MARY LOUISE KELLY, HOST:
An unlikely friendship between a music legend and a doctor has contributed to the discovery of a coronavirus vaccine. Dolly Parton - yes, that Dolly Parton - first met Vanderbilt surgeon Naji Abumrad in 2013.
NAJI ABUMRAD: She was involved in a car accident, and she came to the emergency room at Vanderbilt. And that's where I met her and took care of her.
ARI SHAPIRO, HOST:
The doctor-patient relationship evolved into a personal friendship that lasted beyond the operating room. Earlier this year, Abumrad and Dolly had a conversation about the state of COVID-19 research.
N ABUMRAD: Remember, this is early on. This is way back in February and March, right at the beginning of the pandemic.
KELLY: Well, that conversation led Dolly to make a million-dollar donation to Vanderbilt that directly helped fund three pandemic-related research projects.
N ABUMRAD: One of which was related to the vaccine.
SHAPIRO: That's the Moderna vaccine. Mark Denison is the director of the Division of Pediatric Infectious Diseases at Vanderbilt University, and he says Dolly's donation help them develop a high-quality test that could be used during the vaccine trials.
MARK DENISON: We had that test well developed. We had it developed because we had those resources.
KELLY: And he says Dolly's financial support is helping develop other drugs that would help inhibit COVID-19.
DENISON: So I think right now the impact of her work is actually ongoing.

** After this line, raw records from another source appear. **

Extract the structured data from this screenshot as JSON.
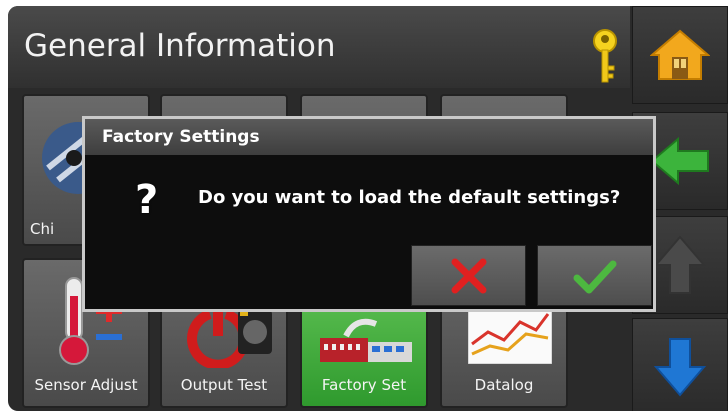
{
  "header": {
    "title": "General Information"
  },
  "nav": {
    "home_icon": "home-icon",
    "back_icon": "arrow-left-icon",
    "up_icon": "arrow-up-icon",
    "down_icon": "arrow-down-icon"
  },
  "tiles": [
    {
      "label": "Chi",
      "icon": "chiller-icon"
    },
    {
      "label": "",
      "icon": ""
    },
    {
      "label": "",
      "icon": ""
    },
    {
      "label": "",
      "icon": ""
    },
    {
      "label": "Sensor Adjust",
      "icon": "thermometer-icon"
    },
    {
      "label": "Output Test",
      "icon": "power-pump-icon"
    },
    {
      "label": "Factory Set",
      "icon": "factory-icon"
    },
    {
      "label": "Datalog",
      "icon": "datalog-chart-icon"
    }
  ],
  "dialog": {
    "title": "Factory Settings",
    "question_mark": "?",
    "message": "Do you want to load the default settings?",
    "cancel_icon": "x-icon",
    "confirm_icon": "checkmark-icon"
  },
  "colors": {
    "selected_tile": "#3aa93a",
    "home": "#f2a81d",
    "green_arrow": "#3cb43c",
    "blue_arrow": "#1f77d4",
    "cancel_red": "#e02020",
    "confirm_green": "#4db840"
  }
}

SHAPIRO: Dr. Abumrad says this donation is just another example of why there is such an outpouring of goodwill towards the singer.
N ABUMRAD: Having lived in Nashville for a long period of time, whether you like country music or not, your adore her songs.
KELLY: Naji Abumrad's son Jad is the host of the podcast "Dolly Parton's America." He says this donation is a classic Dolly move.
(SOUNDBITE OF PODCAST, "DOLLY PARTON'S AMERICA")
JAD ABUMRAD: And there's something about her gesture here where she's able to wade into this very deeply divided topic of the virus and how we should or should not respond to it. She's able to step right into it, and in a kind of effortless way, make real impact. And it just feels, like, so Dolly. Transcript provided by NPR, Copyright NPR.